■ TASK DETAILS:
Output each record below exactly, leaving any picture out of the copy.

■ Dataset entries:
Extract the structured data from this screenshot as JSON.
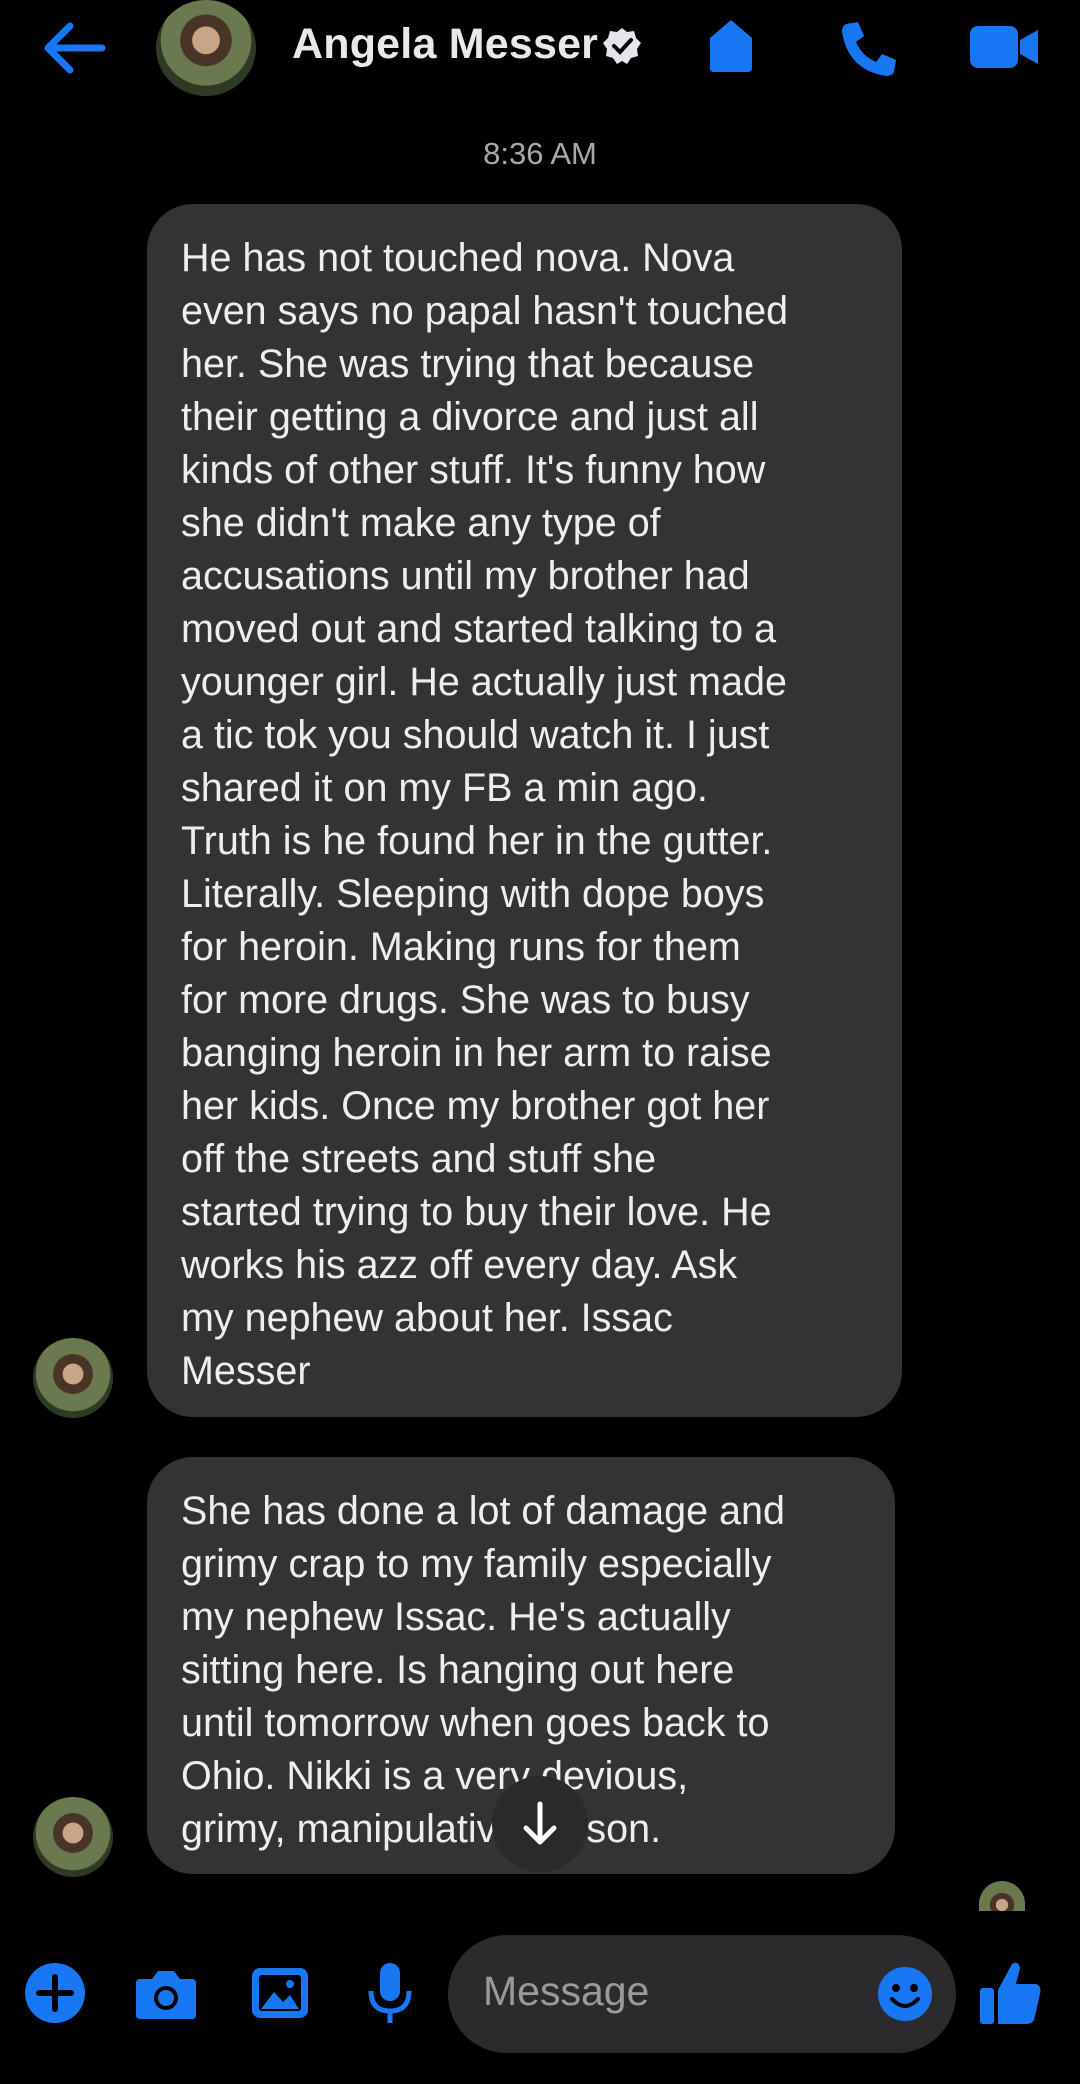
{
  "header": {
    "contact_name": "Angela Messer",
    "icons": [
      "back-arrow-icon",
      "verified-badge-icon",
      "shield-icon",
      "phone-icon",
      "video-camera-icon"
    ],
    "accent_color": "#1877f2"
  },
  "conversation": {
    "timestamp": "8:36 AM",
    "messages": [
      {
        "sender": "Angela Messer",
        "text": "He has not touched nova. Nova\neven says no papal hasn't touched\nher. She was trying that because\ntheir getting a divorce and just all\nkinds of other stuff. It's funny how\nshe didn't make any type of\naccusations until my brother had\nmoved out and started talking to a\nyounger girl. He actually just made\na tic tok you should watch it. I just\nshared it on my FB a min ago.\nTruth is he found her in the gutter.\nLiterally. Sleeping with dope boys\nfor heroin. Making runs for them\nfor more drugs. She was to busy\nbanging heroin in her arm to raise\nher kids. Once my brother got her\noff the streets and stuff she\nstarted trying to buy their love. He\nworks his azz off every day. Ask\nmy nephew about her. Issac\nMesser"
      },
      {
        "sender": "Angela Messer",
        "text": "She has done a lot of damage and\ngrimy crap to my family especially\nmy nephew Issac. He's actually\nsitting here. Is hanging out here\nuntil tomorrow when goes back to\nOhio. Nikki is a very devious,\ngrimy, manipulative person."
      }
    ]
  },
  "composer": {
    "placeholder": "Message",
    "icons": [
      "plus-icon",
      "camera-icon",
      "gallery-icon",
      "microphone-icon",
      "emoji-icon",
      "thumbs-up-icon"
    ]
  }
}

■ WRITTEN REPLY:
Extract the structured data from this screenshot as JSON.
{
  "header": {
    "contact_name": "Angela Messer",
    "icons": [
      "back-arrow-icon",
      "verified-badge-icon",
      "shield-icon",
      "phone-icon",
      "video-camera-icon"
    ],
    "accent_color": "#1877f2"
  },
  "conversation": {
    "timestamp": "8:36 AM",
    "messages": [
      {
        "sender": "Angela Messer",
        "text": "He has not touched nova. Nova\neven says no papal hasn't touched\nher. She was trying that because\ntheir getting a divorce and just all\nkinds of other stuff. It's funny how\nshe didn't make any type of\naccusations until my brother had\nmoved out and started talking to a\nyounger girl. He actually just made\na tic tok you should watch it. I just\nshared it on my FB a min ago.\nTruth is he found her in the gutter.\nLiterally. Sleeping with dope boys\nfor heroin. Making runs for them\nfor more drugs. She was to busy\nbanging heroin in her arm to raise\nher kids. Once my brother got her\noff the streets and stuff she\nstarted trying to buy their love. He\nworks his azz off every day. Ask\nmy nephew about her. Issac\nMesser"
      },
      {
        "sender": "Angela Messer",
        "text": "She has done a lot of damage and\ngrimy crap to my family especially\nmy nephew Issac. He's actually\nsitting here. Is hanging out here\nuntil tomorrow when goes back to\nOhio. Nikki is a very devious,\ngrimy, manipulative person."
      }
    ]
  },
  "composer": {
    "placeholder": "Message",
    "icons": [
      "plus-icon",
      "camera-icon",
      "gallery-icon",
      "microphone-icon",
      "emoji-icon",
      "thumbs-up-icon"
    ]
  }
}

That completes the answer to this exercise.